Driscoll originally said that he had no intentions of giving up his position. On August 3, he was quoted in the Seattle Times as saying, "I am not going anywhere, I am where I am supposed to be, and doing what I am supposed to be doing." According to Kiley, Driscoll was away from Mars Hill on a long vacation this summer. The week before Driscoll was to return to his church, SeattlePI discovered the following message about Driscoll's return from a Facebook account affiliated with Driscoll supporters:
Next Sunday, our message to Pastor Mark isn't just that we're supporting him because he's been a blessing to us, but because we're like him — totally dependent on Jesus.
"Our message isn't that we don't care about sins — his or ours — but rather we know Christian growth does not happen apart from the words of God.
In a follow-up announcement, Mars Hill Church said that there would be an important statement made on Sunday, August 24 regarding Driscoll and the Church's "next steps." One commenter, according to Throckmorton, wrote that he knew Driscoll was stepping down from his role "for an indeterminate period of time while the board of elders review the formal charges against him."
Yasmine Hafiz reported that Driscoll was planning to fund an as-yet undefined reconciliation program for critics and former church members.
On October 15, RNS reported that Driscoll officially resigned from his pastoral responsibilities.
10) Why does any of this matter?

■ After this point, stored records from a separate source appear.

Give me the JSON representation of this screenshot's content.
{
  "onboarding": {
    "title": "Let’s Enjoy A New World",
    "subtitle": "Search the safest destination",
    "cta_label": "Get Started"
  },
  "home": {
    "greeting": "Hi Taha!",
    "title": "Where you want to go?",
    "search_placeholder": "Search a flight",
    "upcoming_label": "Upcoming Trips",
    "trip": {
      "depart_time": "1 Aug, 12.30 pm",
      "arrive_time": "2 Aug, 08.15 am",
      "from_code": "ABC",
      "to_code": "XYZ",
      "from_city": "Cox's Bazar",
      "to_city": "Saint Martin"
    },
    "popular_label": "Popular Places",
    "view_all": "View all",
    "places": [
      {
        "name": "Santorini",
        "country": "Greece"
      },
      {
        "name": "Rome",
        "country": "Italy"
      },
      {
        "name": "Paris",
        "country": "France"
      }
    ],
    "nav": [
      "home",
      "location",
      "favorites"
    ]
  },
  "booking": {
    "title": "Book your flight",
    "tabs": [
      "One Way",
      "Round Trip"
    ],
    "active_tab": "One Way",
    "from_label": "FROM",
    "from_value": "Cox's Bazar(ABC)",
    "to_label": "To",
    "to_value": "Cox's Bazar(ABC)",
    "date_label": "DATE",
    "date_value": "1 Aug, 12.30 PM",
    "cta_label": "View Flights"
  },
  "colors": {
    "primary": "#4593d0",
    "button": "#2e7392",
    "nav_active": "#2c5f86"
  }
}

According to Kiley, Driscoll's steady "fall from grace" provides an illustration about how power can corrupt even the best of us. Kiley was loaned a copy of Driscoll's high school yearbook, which was a testament to how charismatic and likable he was: his many accolades included Most Likely to Succeed and Nicest Guy. "He wasn't always this macho, chest-thumping, I'm-gonna-kick-the-shit-out-of-you guy," said Kiley. There was a time, he said, when Driscoll genuinely seemed to want to help people.
And Henderson agrees: "Clearly, if you talk to insiders, they have some good memories of this guy."

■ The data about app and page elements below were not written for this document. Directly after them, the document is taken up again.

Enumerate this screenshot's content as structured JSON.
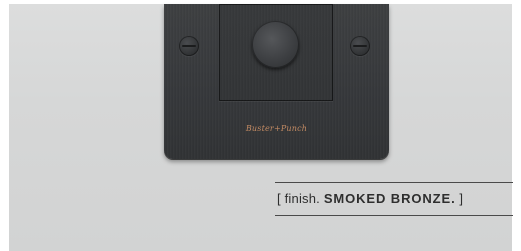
{
  "photo": {
    "subject": "dimmer-switch-plate",
    "colors": {
      "wall": "#d6d7d7",
      "plate": "#37393b",
      "brand_text": "#c28a63",
      "caption_text": "#2e2e2e"
    },
    "brand_mark": "Buster+Punch"
  },
  "caption": {
    "open_bracket": "[",
    "prefix": "finish.",
    "emphasis": "SMOKED BRONZE.",
    "close_bracket": "]"
  }
}
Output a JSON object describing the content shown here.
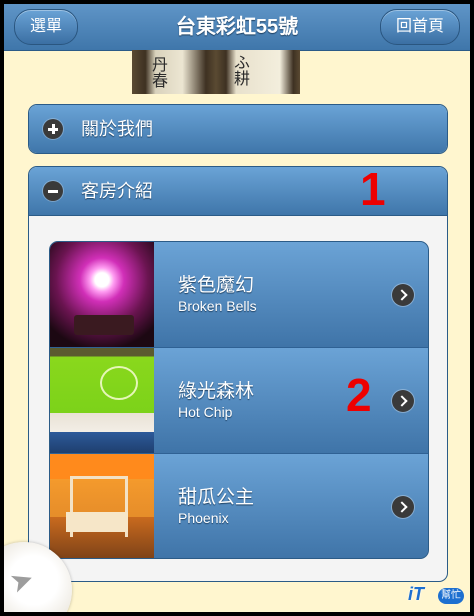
{
  "header": {
    "menu_label": "選單",
    "title": "台東彩虹55號",
    "home_label": "回首頁"
  },
  "banner_photo": {
    "visible_ink_a": "丹春",
    "visible_ink_b": "ふ耕"
  },
  "sections": [
    {
      "label": "關於我們",
      "expanded": false,
      "icon": "plus-icon"
    },
    {
      "label": "客房介紹",
      "expanded": true,
      "icon": "minus-icon"
    }
  ],
  "annotations": {
    "marker_1": "1",
    "marker_2": "2"
  },
  "rooms": [
    {
      "title": "紫色魔幻",
      "subtitle": "Broken Bells",
      "icon": "chevron-right-icon"
    },
    {
      "title": "綠光森林",
      "subtitle": "Hot Chip",
      "icon": "chevron-right-icon"
    },
    {
      "title": "甜瓜公主",
      "subtitle": "Phoenix",
      "icon": "chevron-right-icon"
    }
  ],
  "watermark": {
    "text_it": "iT",
    "text_badge": "幫忙"
  },
  "colors": {
    "bar": "#4a82b8",
    "background": "#fff6cf",
    "annotation": "#e00000"
  }
}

To Kiley, the arc of Driscoll's life offers the "lesson that no matter how star-fucker-y a person is, we need to make sure he does not have too much power. Because power itself can fuck you up. And if that powerful person is responsible for a large community of vulnerable people, then that responsibility is even greater."

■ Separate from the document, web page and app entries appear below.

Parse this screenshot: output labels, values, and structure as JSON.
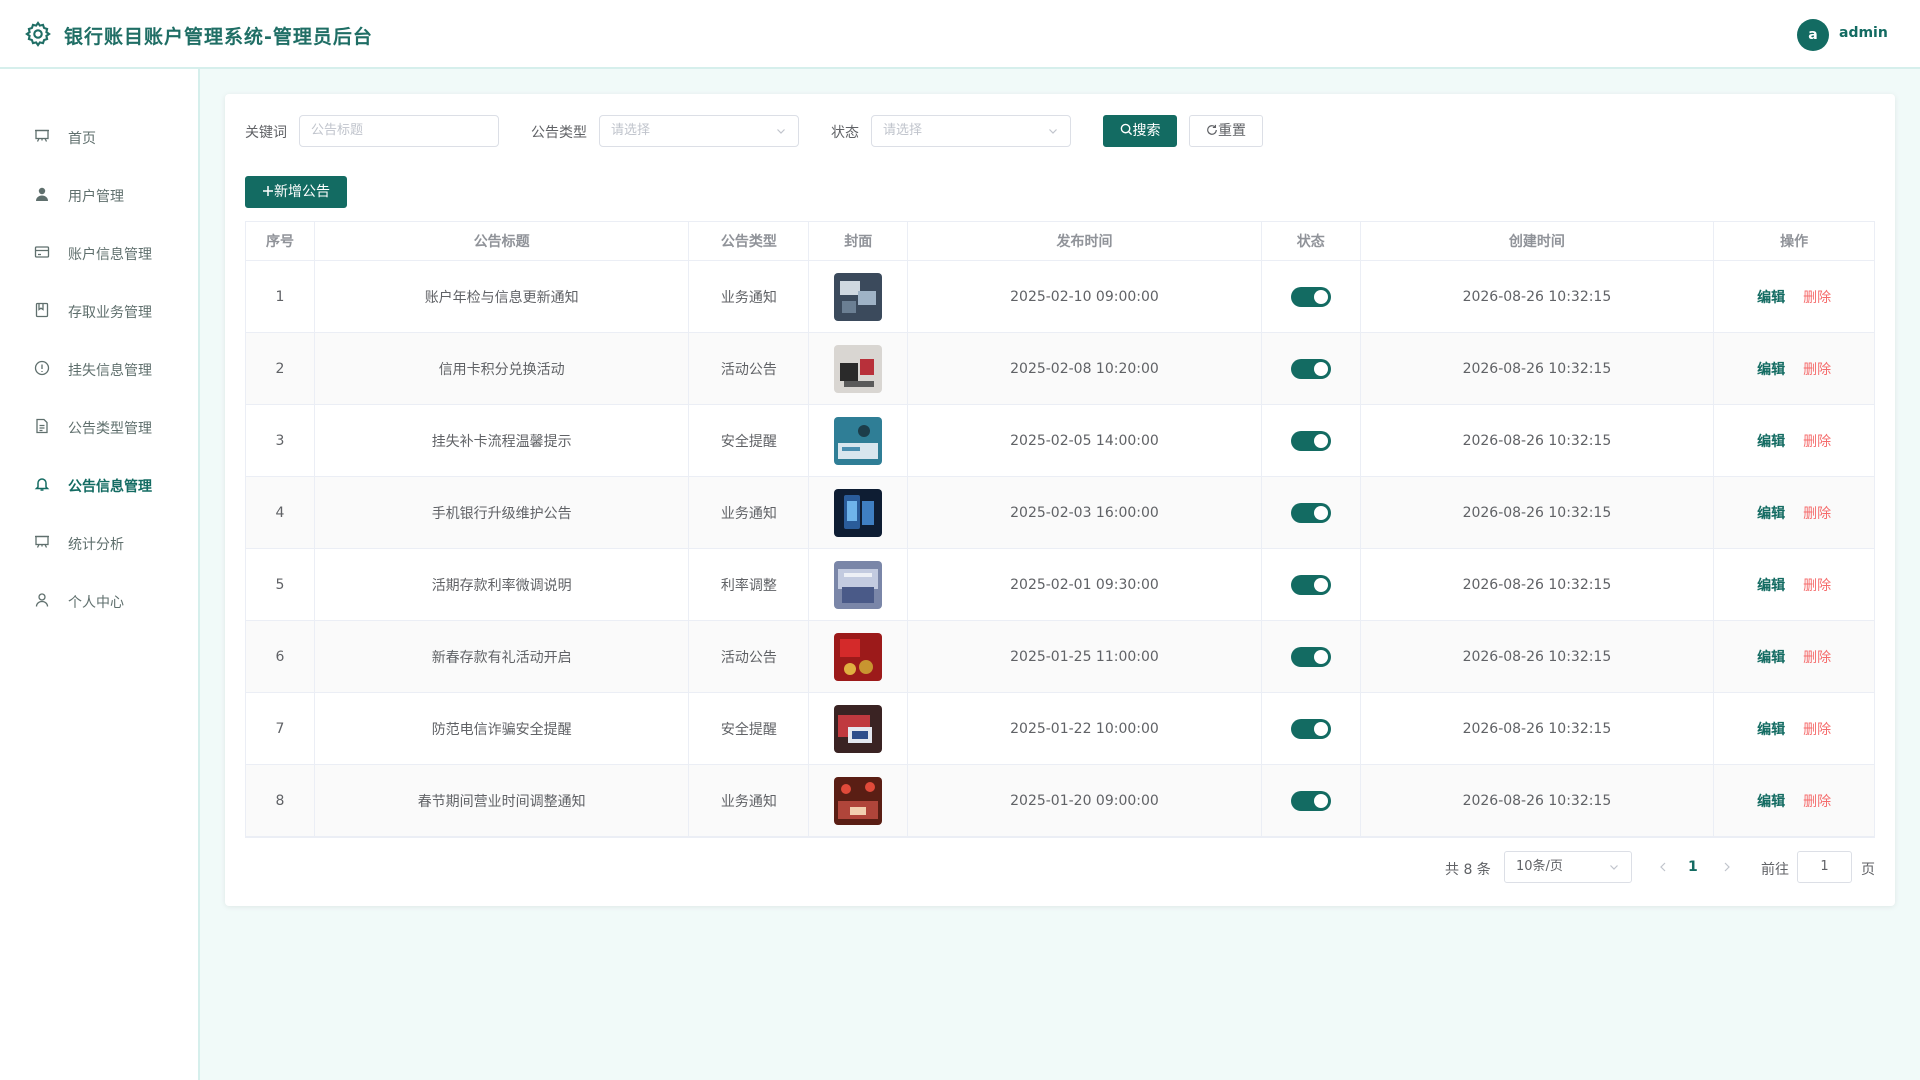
{
  "header": {
    "title": "银行账目账户管理系统-管理员后台",
    "avatar_letter": "a",
    "username": "admin"
  },
  "sidebar": {
    "items": [
      {
        "label": "首页",
        "icon": "presentation-icon"
      },
      {
        "label": "用户管理",
        "icon": "user-filled-icon"
      },
      {
        "label": "账户信息管理",
        "icon": "credit-card-icon"
      },
      {
        "label": "存取业务管理",
        "icon": "notebook-icon"
      },
      {
        "label": "挂失信息管理",
        "icon": "warning-circle-icon"
      },
      {
        "label": "公告类型管理",
        "icon": "document-icon"
      },
      {
        "label": "公告信息管理",
        "icon": "bell-icon",
        "active": true
      },
      {
        "label": "统计分析",
        "icon": "presentation-icon"
      },
      {
        "label": "个人中心",
        "icon": "user-icon"
      }
    ]
  },
  "filters": {
    "keyword_label": "关键词",
    "keyword_placeholder": "公告标题",
    "type_label": "公告类型",
    "type_placeholder": "请选择",
    "status_label": "状态",
    "status_placeholder": "请选择",
    "search_label": "搜索",
    "reset_label": "重置"
  },
  "toolbar": {
    "add_label": "新增公告"
  },
  "table": {
    "columns": [
      "序号",
      "公告标题",
      "公告类型",
      "封面",
      "发布时间",
      "状态",
      "创建时间",
      "操作"
    ],
    "edit_label": "编辑",
    "delete_label": "删除",
    "rows": [
      {
        "index": "1",
        "title": "账户年检与信息更新通知",
        "type": "业务通知",
        "publish_time": "2025-02-10 09:00:00",
        "status": true,
        "created": "2026-08-26 10:32:15"
      },
      {
        "index": "2",
        "title": "信用卡积分兑换活动",
        "type": "活动公告",
        "publish_time": "2025-02-08 10:20:00",
        "status": true,
        "created": "2026-08-26 10:32:15"
      },
      {
        "index": "3",
        "title": "挂失补卡流程温馨提示",
        "type": "安全提醒",
        "publish_time": "2025-02-05 14:00:00",
        "status": true,
        "created": "2026-08-26 10:32:15"
      },
      {
        "index": "4",
        "title": "手机银行升级维护公告",
        "type": "业务通知",
        "publish_time": "2025-02-03 16:00:00",
        "status": true,
        "created": "2026-08-26 10:32:15"
      },
      {
        "index": "5",
        "title": "活期存款利率微调说明",
        "type": "利率调整",
        "publish_time": "2025-02-01 09:30:00",
        "status": true,
        "created": "2026-08-26 10:32:15"
      },
      {
        "index": "6",
        "title": "新春存款有礼活动开启",
        "type": "活动公告",
        "publish_time": "2025-01-25 11:00:00",
        "status": true,
        "created": "2026-08-26 10:32:15"
      },
      {
        "index": "7",
        "title": "防范电信诈骗安全提醒",
        "type": "安全提醒",
        "publish_time": "2025-01-22 10:00:00",
        "status": true,
        "created": "2026-08-26 10:32:15"
      },
      {
        "index": "8",
        "title": "春节期间营业时间调整通知",
        "type": "业务通知",
        "publish_time": "2025-01-20 09:00:00",
        "status": true,
        "created": "2026-08-26 10:32:15"
      }
    ]
  },
  "pagination": {
    "total_text": "共 8 条",
    "page_size": "10条/页",
    "current_page": "1",
    "goto_label": "前往",
    "goto_value": "1",
    "page_suffix": "页"
  },
  "colors": {
    "primary": "#136b62",
    "danger": "#f56c6c",
    "background": "#f1faf9"
  }
}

Update: Here is a video of Driscoll announcing that he's taking a hiatus for at least six weeks while Mars Hill leadership investigates the charges brought against him. Driscoll said he requested the six-week break to give him time for "processing, healing, and growth."
Update: Driscoll officially resigned from Mars Hill on Wednesday, according to a document obtained by RNS. In a letter addressed to Michael Van Skaik, Chairman of Mars Hill's Board of Advisors and Accountability, Driscoll decided, "after seeking the face and will of God," that stepping down was the right thing to do, both for the health of the church and his family. You can read his resignation letter here.